Work request –
Go over the material below and report every line that contains the word "ラモラック".

Data to examine: Begin

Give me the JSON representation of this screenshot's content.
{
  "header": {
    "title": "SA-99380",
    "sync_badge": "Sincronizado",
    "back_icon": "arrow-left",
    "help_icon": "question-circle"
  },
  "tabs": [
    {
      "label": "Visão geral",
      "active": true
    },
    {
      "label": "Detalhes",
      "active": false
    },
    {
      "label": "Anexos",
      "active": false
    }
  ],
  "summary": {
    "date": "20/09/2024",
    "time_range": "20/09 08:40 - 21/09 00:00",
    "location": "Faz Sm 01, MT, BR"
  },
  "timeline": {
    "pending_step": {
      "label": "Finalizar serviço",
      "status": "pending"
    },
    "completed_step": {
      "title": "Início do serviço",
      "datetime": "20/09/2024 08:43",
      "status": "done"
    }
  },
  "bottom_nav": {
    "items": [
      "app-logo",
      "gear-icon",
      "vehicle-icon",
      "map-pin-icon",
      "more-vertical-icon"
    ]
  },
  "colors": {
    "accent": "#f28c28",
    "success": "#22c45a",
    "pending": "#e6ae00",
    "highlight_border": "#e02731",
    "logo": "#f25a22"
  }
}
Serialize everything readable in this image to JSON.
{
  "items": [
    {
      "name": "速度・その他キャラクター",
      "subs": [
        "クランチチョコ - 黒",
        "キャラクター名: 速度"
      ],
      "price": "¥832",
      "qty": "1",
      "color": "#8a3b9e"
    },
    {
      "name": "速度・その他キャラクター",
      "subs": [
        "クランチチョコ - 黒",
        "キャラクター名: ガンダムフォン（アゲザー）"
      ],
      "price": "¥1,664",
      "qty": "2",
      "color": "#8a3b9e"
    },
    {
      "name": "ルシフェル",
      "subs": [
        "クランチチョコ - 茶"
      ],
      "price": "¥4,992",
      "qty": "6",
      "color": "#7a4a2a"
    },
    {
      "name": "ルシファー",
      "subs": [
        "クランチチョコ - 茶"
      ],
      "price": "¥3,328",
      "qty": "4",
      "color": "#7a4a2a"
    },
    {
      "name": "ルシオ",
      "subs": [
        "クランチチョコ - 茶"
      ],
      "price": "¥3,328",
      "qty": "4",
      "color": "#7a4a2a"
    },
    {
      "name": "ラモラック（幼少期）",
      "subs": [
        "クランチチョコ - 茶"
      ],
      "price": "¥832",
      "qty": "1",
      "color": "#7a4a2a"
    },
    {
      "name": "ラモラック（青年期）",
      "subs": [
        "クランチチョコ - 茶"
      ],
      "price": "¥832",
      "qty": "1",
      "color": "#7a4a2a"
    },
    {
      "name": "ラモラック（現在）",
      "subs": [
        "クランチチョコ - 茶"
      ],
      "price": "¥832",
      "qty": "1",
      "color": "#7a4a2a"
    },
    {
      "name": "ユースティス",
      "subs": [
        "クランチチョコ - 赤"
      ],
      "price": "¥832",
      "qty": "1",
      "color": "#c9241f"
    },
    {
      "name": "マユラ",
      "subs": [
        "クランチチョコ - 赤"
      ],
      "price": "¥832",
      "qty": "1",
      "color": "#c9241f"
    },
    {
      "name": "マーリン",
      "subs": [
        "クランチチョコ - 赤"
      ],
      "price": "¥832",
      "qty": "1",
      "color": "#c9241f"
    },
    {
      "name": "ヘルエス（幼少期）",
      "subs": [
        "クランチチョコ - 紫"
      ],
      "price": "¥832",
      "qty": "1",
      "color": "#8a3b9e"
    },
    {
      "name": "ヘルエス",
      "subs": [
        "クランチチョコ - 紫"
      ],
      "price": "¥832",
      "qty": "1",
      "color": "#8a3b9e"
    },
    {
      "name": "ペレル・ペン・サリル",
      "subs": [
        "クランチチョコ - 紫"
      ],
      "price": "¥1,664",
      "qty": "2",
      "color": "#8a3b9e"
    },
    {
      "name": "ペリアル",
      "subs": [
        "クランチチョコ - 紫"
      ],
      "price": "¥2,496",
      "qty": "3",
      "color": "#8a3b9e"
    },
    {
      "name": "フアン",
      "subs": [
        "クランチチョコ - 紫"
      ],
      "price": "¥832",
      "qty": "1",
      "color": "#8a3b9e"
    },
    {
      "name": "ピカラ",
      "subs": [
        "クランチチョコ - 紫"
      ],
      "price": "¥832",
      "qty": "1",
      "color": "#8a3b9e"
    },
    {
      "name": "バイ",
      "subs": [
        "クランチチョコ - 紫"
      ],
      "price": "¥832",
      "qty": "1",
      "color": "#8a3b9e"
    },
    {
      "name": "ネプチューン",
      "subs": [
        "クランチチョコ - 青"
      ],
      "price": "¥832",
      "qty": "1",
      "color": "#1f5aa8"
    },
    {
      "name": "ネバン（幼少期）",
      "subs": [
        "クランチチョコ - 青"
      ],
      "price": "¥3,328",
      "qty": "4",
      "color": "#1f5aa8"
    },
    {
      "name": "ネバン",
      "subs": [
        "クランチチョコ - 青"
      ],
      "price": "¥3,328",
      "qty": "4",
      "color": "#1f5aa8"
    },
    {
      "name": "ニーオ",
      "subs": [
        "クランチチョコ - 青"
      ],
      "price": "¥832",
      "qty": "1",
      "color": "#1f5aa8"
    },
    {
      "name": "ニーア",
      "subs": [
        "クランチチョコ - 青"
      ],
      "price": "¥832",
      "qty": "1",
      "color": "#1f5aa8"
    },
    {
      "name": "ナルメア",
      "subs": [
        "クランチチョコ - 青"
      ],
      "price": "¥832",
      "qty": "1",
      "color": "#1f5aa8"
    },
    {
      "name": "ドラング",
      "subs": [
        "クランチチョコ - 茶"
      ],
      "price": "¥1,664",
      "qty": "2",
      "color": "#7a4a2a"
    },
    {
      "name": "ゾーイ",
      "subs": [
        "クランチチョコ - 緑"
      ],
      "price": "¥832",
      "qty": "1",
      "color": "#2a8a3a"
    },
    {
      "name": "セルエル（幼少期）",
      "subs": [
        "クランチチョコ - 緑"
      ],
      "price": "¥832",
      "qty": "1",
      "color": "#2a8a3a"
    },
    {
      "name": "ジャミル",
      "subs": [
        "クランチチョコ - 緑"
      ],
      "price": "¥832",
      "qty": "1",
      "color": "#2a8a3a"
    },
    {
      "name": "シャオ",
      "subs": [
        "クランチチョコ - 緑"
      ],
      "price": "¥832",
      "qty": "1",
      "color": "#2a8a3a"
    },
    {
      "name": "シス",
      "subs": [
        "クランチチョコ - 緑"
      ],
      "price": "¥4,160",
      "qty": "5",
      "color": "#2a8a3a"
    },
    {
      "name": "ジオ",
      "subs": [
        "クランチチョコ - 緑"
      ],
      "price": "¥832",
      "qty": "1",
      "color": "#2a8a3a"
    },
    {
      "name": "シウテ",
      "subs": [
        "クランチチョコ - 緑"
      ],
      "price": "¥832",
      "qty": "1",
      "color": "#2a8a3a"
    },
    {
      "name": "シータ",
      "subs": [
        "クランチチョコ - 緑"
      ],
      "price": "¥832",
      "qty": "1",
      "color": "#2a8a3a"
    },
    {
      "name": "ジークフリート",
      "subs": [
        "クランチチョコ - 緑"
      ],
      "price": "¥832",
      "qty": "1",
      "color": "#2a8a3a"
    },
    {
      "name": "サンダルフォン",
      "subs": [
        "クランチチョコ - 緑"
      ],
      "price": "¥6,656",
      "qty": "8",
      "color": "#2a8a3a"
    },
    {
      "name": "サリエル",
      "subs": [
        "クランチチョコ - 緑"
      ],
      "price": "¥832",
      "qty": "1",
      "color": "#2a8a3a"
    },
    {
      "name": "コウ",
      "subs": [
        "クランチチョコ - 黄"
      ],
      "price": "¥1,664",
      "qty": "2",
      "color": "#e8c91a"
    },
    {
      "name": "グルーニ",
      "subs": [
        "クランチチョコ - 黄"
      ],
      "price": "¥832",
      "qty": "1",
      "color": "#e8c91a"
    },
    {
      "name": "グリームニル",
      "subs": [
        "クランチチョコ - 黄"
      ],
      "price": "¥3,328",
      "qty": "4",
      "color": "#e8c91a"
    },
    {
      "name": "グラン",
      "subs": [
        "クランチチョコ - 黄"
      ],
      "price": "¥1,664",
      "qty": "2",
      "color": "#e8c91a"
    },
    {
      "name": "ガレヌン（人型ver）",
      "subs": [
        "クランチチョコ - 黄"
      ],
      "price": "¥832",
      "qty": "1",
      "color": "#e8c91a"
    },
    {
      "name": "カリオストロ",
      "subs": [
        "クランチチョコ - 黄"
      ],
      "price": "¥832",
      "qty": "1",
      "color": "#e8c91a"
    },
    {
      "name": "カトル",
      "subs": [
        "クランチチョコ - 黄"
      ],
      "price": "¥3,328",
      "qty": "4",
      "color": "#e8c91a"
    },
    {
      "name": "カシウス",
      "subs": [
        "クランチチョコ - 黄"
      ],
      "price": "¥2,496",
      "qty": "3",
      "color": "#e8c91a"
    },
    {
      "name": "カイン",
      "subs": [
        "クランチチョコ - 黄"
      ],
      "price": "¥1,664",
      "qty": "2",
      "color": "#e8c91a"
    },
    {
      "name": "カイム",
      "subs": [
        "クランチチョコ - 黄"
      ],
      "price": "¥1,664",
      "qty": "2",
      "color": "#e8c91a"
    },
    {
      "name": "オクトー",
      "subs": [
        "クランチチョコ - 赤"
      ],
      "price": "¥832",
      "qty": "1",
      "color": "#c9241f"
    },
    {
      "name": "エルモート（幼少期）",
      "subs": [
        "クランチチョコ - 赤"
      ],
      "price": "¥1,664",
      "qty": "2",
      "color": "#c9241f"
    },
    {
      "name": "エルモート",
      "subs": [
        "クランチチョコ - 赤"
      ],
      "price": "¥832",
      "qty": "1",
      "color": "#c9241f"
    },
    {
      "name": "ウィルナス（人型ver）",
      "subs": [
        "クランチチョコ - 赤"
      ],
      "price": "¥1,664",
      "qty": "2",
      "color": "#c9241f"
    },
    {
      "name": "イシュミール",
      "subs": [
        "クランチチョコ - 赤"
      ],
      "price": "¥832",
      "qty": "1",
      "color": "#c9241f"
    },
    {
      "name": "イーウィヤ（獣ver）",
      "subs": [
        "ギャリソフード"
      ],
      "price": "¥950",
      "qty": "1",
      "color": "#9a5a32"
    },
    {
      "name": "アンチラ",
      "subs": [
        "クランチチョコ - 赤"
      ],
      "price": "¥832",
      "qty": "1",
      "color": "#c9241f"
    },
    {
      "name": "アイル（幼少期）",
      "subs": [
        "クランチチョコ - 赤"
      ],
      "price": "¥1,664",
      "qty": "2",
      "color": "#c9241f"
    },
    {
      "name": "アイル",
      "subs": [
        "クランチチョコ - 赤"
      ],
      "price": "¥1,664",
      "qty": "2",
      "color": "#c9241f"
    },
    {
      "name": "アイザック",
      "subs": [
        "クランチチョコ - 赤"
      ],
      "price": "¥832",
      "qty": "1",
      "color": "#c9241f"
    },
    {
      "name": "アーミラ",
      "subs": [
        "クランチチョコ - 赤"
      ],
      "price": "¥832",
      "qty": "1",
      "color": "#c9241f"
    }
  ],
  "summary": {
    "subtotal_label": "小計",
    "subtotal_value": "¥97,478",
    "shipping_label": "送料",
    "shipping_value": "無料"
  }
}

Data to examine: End

Answer box –
      "name": "ラモラック（幼少期）",
      "name": "ラモラック（青年期）",
      "name": "ラモラック（現在）",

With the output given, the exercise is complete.